• _Directions_
Could you return every line of the records below that contains the word "heading"?

• _Records for this exercise_
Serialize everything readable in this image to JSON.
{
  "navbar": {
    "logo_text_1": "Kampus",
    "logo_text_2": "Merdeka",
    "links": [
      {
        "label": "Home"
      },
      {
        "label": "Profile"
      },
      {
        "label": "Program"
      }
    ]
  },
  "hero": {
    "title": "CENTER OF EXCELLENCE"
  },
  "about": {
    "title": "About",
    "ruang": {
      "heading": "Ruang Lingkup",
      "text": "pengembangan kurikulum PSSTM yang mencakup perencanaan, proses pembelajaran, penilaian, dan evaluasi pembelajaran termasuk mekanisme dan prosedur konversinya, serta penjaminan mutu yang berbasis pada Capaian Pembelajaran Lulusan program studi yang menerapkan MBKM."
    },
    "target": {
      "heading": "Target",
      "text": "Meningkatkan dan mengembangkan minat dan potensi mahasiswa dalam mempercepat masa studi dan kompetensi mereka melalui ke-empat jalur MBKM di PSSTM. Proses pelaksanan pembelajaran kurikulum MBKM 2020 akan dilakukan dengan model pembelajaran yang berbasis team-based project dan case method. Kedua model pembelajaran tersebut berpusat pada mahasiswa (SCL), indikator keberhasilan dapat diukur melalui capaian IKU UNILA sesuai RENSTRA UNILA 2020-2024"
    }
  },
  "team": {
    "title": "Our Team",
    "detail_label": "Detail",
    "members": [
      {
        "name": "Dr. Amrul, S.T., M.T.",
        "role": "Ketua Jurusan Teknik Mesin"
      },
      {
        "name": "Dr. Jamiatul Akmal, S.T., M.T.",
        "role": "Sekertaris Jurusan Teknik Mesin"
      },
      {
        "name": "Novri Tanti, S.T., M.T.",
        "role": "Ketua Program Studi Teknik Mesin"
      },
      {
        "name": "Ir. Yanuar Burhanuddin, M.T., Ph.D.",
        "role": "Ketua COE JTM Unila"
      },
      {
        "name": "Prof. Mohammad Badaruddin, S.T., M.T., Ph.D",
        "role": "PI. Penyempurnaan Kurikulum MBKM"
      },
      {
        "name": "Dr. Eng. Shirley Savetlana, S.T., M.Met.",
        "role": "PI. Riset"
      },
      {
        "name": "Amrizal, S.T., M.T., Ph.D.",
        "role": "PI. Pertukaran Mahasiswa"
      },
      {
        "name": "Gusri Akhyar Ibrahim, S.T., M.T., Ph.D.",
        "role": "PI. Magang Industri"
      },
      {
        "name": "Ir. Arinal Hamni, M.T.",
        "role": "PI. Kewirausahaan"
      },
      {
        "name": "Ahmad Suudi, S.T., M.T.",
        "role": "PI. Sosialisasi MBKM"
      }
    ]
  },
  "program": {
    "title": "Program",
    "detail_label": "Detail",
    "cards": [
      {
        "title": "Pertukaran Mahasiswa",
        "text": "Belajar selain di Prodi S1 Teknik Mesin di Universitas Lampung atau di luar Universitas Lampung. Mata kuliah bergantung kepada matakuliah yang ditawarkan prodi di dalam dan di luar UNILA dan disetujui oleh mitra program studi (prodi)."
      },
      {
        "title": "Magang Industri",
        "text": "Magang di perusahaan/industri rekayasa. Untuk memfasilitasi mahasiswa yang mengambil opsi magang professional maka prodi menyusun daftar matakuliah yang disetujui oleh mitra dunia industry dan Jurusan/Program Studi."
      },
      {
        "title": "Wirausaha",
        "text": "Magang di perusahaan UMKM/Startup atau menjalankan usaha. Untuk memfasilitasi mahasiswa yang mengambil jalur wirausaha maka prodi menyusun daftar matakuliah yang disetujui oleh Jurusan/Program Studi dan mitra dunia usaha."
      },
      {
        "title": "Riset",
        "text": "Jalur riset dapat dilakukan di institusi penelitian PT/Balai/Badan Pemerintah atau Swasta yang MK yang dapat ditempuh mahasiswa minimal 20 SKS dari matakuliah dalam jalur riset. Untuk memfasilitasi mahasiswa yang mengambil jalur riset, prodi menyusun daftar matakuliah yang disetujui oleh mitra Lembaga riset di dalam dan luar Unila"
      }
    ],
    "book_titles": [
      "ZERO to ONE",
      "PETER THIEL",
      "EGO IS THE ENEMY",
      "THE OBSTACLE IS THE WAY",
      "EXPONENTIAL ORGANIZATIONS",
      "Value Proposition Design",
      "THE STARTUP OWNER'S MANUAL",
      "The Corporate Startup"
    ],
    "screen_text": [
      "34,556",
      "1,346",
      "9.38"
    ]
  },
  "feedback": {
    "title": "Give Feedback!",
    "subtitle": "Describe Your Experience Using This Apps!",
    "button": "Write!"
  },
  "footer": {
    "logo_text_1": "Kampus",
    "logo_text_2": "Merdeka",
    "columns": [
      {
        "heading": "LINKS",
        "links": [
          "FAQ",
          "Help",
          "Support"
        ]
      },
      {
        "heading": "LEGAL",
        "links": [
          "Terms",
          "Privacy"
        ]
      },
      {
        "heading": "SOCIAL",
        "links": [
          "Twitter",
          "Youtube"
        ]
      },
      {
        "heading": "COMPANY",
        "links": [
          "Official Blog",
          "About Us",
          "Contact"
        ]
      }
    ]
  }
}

• _Written solution_
      "heading": "Ruang Lingkup",
      "heading": "Target",
        "heading": "LINKS",
        "heading": "LEGAL",
        "heading": "SOCIAL",
        "heading": "COMPANY",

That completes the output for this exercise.